A smart meter will mean more accurate bills. It will also mean an end to estimated bills – and to someone knocking at your door to take readings. … The smart meter does this automatically. By monitoring energy usage more closely in ‘real time’ you may be motivated to use less, meaning your bills will be cheaper.

Are smart meters Safe 2020?

The good news is smart meters are not dangerous and are perfectly safe for your health.

Can smart meters affect WiFi?

One issue which might occur when you have a Smart Meter installed is poor WiFi performance. Sometimes it can fail altogether. WiFi can operate in two frequency bands. … The Zigbee network which connects your Smart Meters and your IHD is another 2.4GHz standard, properly referred to as IEEE 802.15.

Can smart meters give wrong readings?

According to a new university study, five different types of smart meters are producing readings up to 583pc higher than the actual energy used. Five out of nine smart meter models tested gave readings which were too high. …

Does a smart meter replace your existing meter?

Smart meters directly replace your existing meters for gas and electricity. As part of the installation, the engineer will need to turn off your gas and electricity for around 20 minutes each.

Why you shouldn’t get a smart meter?

Smart meters can be confusing and anxiety-producing Meters can help you to track your energy usage – but constantly being aware of how much you’re spending has a downside, particularly for older people on a fixed income.

Where are smart meters banned?

Only two states allow customers to refuse smart meters at no cost: New Hampshire and Vermont.

Can you cheat a smart meter?

And even if a hacker were to dismantle a meter, they wouldn’t get any useful information. … So they’re not connected to the internet, they’re designed by GCHQ and they hold information on your energy consumption only. Not only are smart meters hard to hack, there would be no point doing it anyway.

How far from smart meter is safe?

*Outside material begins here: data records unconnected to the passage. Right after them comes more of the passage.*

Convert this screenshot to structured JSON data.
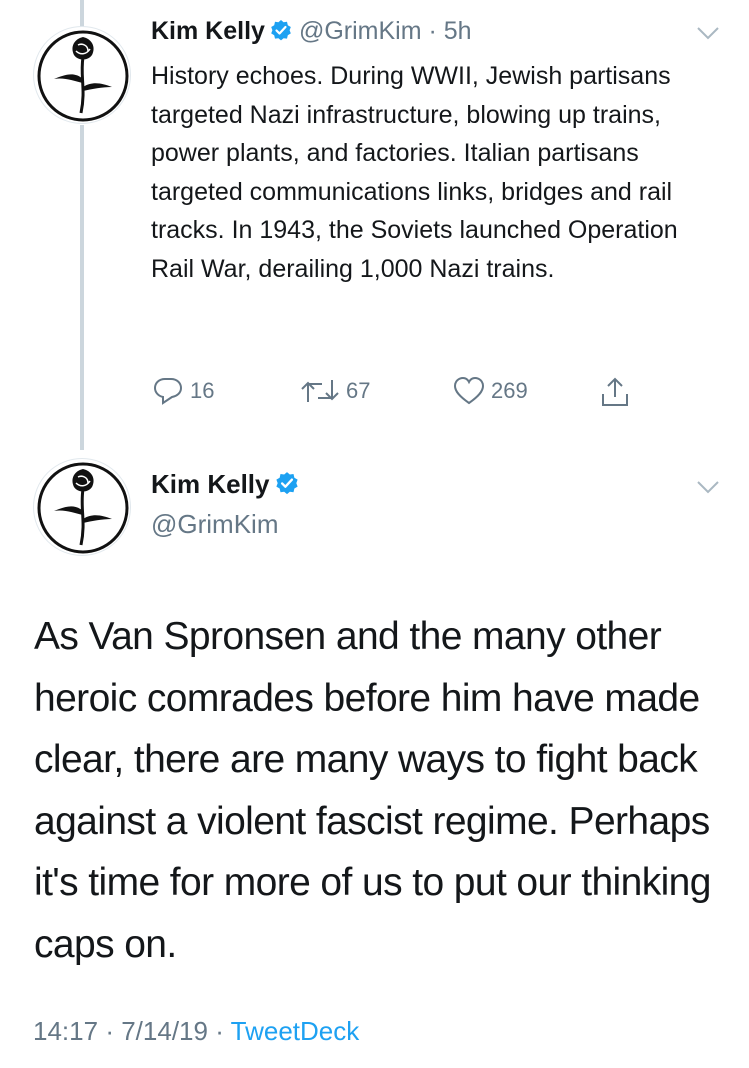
{
  "tweet1": {
    "name": "Kim Kelly",
    "handle": "@GrimKim",
    "separator": "·",
    "time": "5h",
    "text": "History echoes. During WWII, Jewish partisans targeted Nazi infrastructure, blowing up trains, power plants, and factories. Italian partisans targeted communications links, bridges and rail tracks. In 1943, the Soviets launched Operation Rail War, derailing 1,000 Nazi trains.",
    "replies": "16",
    "retweets": "67",
    "likes": "269"
  },
  "tweet2": {
    "name": "Kim Kelly",
    "handle": "@GrimKim",
    "text": "As Van Spronsen and the many other heroic comrades before him have made clear, there are many ways to fight back against a violent fascist regime. Perhaps it's time for more of us to put our thinking caps on.",
    "time": "14:17",
    "date": "7/14/19",
    "separator": "·",
    "source": "TweetDeck"
  },
  "colors": {
    "text": "#14171a",
    "secondary": "#657786",
    "link": "#1da1f2",
    "verified": "#1da1f2",
    "thread": "#ccd6dd"
  },
  "icons": {
    "avatar": "black-rose-icon",
    "verified": "verified-badge-icon",
    "menu": "chevron-down-icon",
    "reply": "reply-icon",
    "retweet": "retweet-icon",
    "like": "heart-icon",
    "share": "share-icon"
  }
}
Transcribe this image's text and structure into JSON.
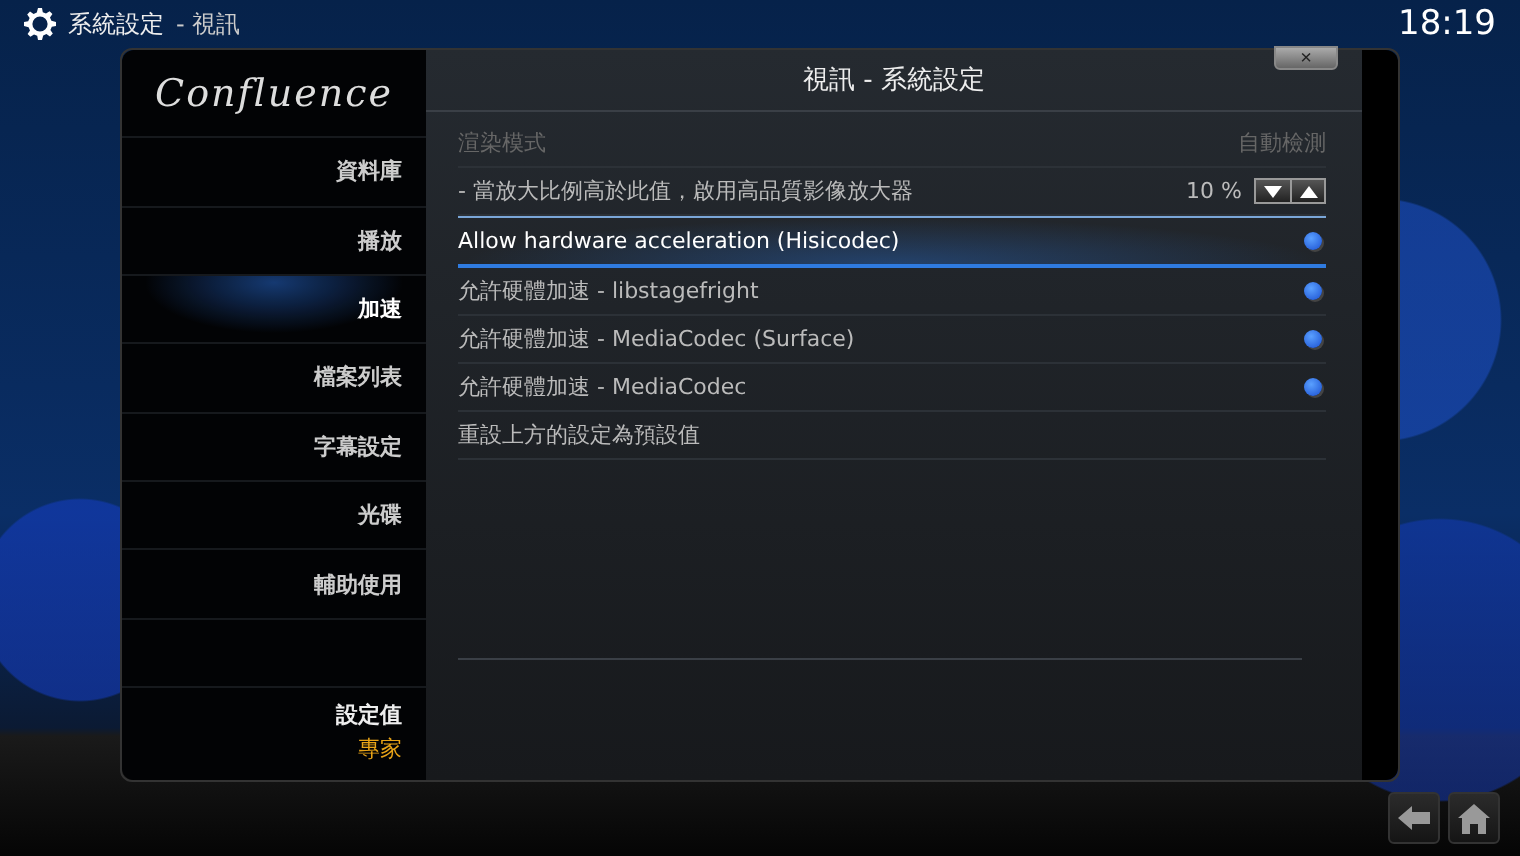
{
  "top_bar": {
    "breadcrumb": [
      "系統設定",
      "- 視訊"
    ],
    "clock": "18:19"
  },
  "dialog": {
    "logo": "Confluence",
    "title": "視訊 - 系統設定",
    "close": "×"
  },
  "sidebar": {
    "items": [
      {
        "label": "資料庫",
        "selected": false
      },
      {
        "label": "播放",
        "selected": false
      },
      {
        "label": "加速",
        "selected": true
      },
      {
        "label": "檔案列表",
        "selected": false
      },
      {
        "label": "字幕設定",
        "selected": false
      },
      {
        "label": "光碟",
        "selected": false
      },
      {
        "label": "輔助使用",
        "selected": false
      }
    ],
    "setting_level": {
      "label": "設定值",
      "value": "專家"
    }
  },
  "settings": [
    {
      "kind": "header",
      "label": "渲染模式",
      "value": "自動檢測",
      "disabled": true,
      "selected": false
    },
    {
      "kind": "spinner",
      "label": "- 當放大比例高於此值，啟用高品質影像放大器",
      "value": "10 %",
      "disabled": false,
      "selected": false
    },
    {
      "kind": "toggle",
      "label": "Allow hardware acceleration (Hisicodec)",
      "on": true,
      "disabled": false,
      "selected": true
    },
    {
      "kind": "toggle",
      "label": "允許硬體加速 - libstagefright",
      "on": true,
      "disabled": false,
      "selected": false
    },
    {
      "kind": "toggle",
      "label": "允許硬體加速 - MediaCodec (Surface)",
      "on": true,
      "disabled": false,
      "selected": false
    },
    {
      "kind": "toggle",
      "label": "允許硬體加速 - MediaCodec",
      "on": true,
      "disabled": false,
      "selected": false
    },
    {
      "kind": "action",
      "label": "重設上方的設定為預設值",
      "disabled": false,
      "selected": false
    }
  ]
}
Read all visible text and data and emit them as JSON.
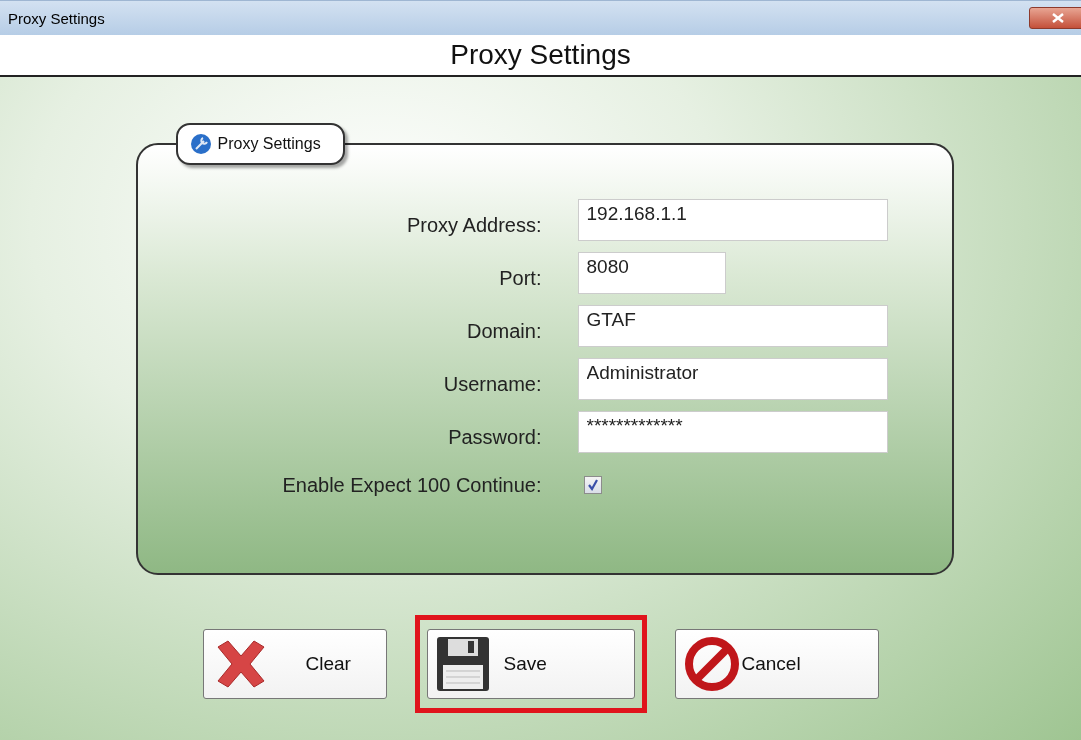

10 ft/3 mThe radiation from a wireless meter passes right through walls and ceilings as if they are not there. The strength of the signal goes down by distance. What is a safe distance depends on the person, but 10 ft/3 m is probably the closest anyone should be to a meter.